Bounty systems were part of the game, former Michigan center Steve Everitt says
Angela J. Cesere | AnnArbor.com
Former Michigan center Steve Everitt spent the better part of the 1990s in the NFL, and he'll admit it: Bounties were part of the game.
Everitt was a top-15 pick of the Cleveland Browns in 1993, and played the next seven seasons in the league. He said bounties were not "prevalent" during his era, but did surface in key moments.
"Without getting specific, there were definitely times (it happened) when you had a big game coming up, whether it was a big division rival or something," Everitt said Friday during WTKA's benefit for C.S. Mott Children's Hospital.
"In the heat of the moment ... somebody would get fired up and get tired of watching someone make plays from the last time he played a team and someone would jump (in a team meeting) and be like, 'If so-and-so doesn't get any tackles, I got however much money.' That did happen."
Bounties have become a national talking point in recent weeks, after the NFL accused the New Orleans Saints of putting up thousands of dollars for hits that took out opposing teams' star players from 2009-11.
That includes $10,000 prizes for injuring Cardinals quarterback Kurt Warner and Vikings quarterback Brett Favre during the 2010 playoffs.
The NFL suspended coach Sean Payton and linebacker Jonathan Vilma for the season. Defensive coordinator Gregg Williams, the purported architect of the bounty system, is suspended indefinitely.
Three other players -- defensive end Will Smith, defensive lineman Anthony Hargrove and linebacker Scott Fujita -- received shorter suspensions. They've each appealed their punishments, as has Vilma.

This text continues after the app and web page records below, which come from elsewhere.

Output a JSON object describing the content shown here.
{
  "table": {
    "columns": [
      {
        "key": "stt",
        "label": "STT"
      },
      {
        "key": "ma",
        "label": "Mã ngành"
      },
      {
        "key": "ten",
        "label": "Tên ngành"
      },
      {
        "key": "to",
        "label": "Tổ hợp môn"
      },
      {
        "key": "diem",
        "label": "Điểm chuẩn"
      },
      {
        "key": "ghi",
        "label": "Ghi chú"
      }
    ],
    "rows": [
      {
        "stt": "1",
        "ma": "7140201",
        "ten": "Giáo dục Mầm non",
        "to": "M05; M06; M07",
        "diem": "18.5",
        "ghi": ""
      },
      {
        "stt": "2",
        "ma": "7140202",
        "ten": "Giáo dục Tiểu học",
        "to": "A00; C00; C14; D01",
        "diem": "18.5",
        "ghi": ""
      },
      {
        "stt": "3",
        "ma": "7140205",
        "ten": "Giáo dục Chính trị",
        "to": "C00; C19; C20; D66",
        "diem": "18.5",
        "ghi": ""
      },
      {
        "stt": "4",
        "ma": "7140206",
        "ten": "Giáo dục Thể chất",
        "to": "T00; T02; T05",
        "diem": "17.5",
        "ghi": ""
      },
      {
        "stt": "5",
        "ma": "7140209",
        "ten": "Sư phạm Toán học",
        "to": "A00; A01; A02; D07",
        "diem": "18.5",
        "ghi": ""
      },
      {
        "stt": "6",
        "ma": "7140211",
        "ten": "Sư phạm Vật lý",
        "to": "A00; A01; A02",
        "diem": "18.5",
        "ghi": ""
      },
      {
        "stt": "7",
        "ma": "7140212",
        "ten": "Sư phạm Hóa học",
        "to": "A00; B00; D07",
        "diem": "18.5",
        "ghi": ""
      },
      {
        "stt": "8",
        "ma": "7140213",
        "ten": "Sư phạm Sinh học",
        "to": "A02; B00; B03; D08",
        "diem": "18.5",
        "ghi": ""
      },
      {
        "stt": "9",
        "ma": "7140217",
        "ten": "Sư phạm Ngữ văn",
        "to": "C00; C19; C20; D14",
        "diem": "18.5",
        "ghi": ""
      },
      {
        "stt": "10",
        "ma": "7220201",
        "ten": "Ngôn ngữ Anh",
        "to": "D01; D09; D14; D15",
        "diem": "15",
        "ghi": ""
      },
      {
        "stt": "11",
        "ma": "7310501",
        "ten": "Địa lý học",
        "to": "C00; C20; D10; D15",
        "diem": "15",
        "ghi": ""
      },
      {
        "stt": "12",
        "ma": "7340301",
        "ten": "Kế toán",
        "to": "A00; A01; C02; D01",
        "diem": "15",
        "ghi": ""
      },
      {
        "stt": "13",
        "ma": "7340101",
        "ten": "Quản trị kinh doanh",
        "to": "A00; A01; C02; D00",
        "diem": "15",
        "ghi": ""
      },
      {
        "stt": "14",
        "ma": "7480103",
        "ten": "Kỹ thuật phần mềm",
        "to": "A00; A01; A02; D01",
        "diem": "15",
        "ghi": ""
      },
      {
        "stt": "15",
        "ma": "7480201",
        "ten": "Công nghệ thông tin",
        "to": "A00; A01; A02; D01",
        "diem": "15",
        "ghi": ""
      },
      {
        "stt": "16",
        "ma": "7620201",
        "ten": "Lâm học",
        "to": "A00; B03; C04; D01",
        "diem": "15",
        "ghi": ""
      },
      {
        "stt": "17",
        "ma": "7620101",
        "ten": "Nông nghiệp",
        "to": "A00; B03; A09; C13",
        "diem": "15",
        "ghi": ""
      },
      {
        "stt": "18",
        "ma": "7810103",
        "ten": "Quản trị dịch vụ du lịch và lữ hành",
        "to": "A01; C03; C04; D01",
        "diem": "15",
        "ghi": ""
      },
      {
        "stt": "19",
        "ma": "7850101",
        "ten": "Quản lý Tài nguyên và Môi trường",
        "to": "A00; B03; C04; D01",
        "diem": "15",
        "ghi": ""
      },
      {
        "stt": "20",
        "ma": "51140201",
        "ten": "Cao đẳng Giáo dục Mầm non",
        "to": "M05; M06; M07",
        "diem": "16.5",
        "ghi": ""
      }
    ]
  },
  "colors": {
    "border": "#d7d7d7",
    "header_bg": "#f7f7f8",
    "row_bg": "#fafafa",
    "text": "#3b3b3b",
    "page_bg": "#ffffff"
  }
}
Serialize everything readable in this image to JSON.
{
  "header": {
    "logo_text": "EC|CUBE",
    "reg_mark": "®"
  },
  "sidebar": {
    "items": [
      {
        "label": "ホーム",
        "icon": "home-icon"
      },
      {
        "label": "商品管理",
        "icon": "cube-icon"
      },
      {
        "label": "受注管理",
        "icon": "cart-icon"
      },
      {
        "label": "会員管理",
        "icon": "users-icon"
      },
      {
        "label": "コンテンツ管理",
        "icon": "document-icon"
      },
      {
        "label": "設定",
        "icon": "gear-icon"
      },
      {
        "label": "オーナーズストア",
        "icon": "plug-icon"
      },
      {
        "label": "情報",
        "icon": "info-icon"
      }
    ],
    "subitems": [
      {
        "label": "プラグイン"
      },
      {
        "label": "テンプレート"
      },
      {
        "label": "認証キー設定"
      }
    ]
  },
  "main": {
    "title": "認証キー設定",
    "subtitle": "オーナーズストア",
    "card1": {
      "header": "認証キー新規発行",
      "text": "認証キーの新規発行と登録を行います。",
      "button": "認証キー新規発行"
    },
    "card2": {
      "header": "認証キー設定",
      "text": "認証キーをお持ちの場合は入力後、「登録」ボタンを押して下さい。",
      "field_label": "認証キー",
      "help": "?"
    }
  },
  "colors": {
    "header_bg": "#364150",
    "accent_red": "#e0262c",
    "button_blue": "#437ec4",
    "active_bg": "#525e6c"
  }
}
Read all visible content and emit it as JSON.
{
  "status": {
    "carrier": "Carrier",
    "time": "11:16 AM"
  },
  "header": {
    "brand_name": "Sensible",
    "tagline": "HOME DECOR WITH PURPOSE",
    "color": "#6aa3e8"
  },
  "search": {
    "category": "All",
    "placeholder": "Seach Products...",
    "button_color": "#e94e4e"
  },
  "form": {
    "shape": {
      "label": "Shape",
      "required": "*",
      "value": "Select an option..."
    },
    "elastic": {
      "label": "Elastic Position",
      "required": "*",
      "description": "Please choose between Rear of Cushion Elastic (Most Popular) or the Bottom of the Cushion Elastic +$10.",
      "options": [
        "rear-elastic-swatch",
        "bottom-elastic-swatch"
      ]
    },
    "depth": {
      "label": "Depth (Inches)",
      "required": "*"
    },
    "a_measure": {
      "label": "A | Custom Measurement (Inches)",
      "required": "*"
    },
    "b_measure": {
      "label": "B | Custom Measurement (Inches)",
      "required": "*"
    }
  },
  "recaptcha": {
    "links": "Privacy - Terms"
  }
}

"For us down there, we're just moving like nothing happened," said former Michigan receiver Adrian Arrington, who has played for the Saints since declaring for the NFL in 2008. "In our facility, it doesn't really get talked about. It hasn't really affected any of us at all."
Arrington said he never knew of the Saints' bounty program because the offense and defense operate independently.
According to Everitt, the Saints aren't the only team that installed a pay-for-pain system. They've apparently been a part of the fabric of the game for years.
"I don't want to pass judgment on these guys from the Saints," he said. "I want to wait because who knows what actual specific information they have on these guys?"
Angela J. Cesere | AnnArbor.com
Heisman Trophy-winning cornerback Charles Woodson said the punishment for Vilma is stiff, but appropriate if the NFL wants to stem the creation of bounty programs.
He didn't always have that opinion, though.
"At first, I of course thought, 'Man, that's a pretty stiff penalty, to take away his whole season,'" Woodson said. "But the more you look at it, if you try to stop something, you try to send a message.
"I'm not going to say whether or not the commissioner (Roger Goodell) was right or wrong, but I think he's trying to figure out what works, and if that is something that's going on in the NFL, I can guarantee you guys are going to think twice about ever trying to put money on a guy's head."
Woodson, a 14-year NFL veteran who has played for the Oakland Raiders and Green Bay Packers, said he's never heard talk of bounty systems in his locker rooms. He added he doesn't think they're needed, anyway, because the game is violent enough without them.
But they've clearly occurred, and the former Michigan players want them gutted from the NFL.
"I think you have to stomp out the fire before it gets too big," said Steve Hutchinson, a former Michigan All-American and seven-time Pro Bowl offensive lineman. "You know it went on.
"It's just like the elusive UFO everybody keeps talking about. You never see one, but you hear of it."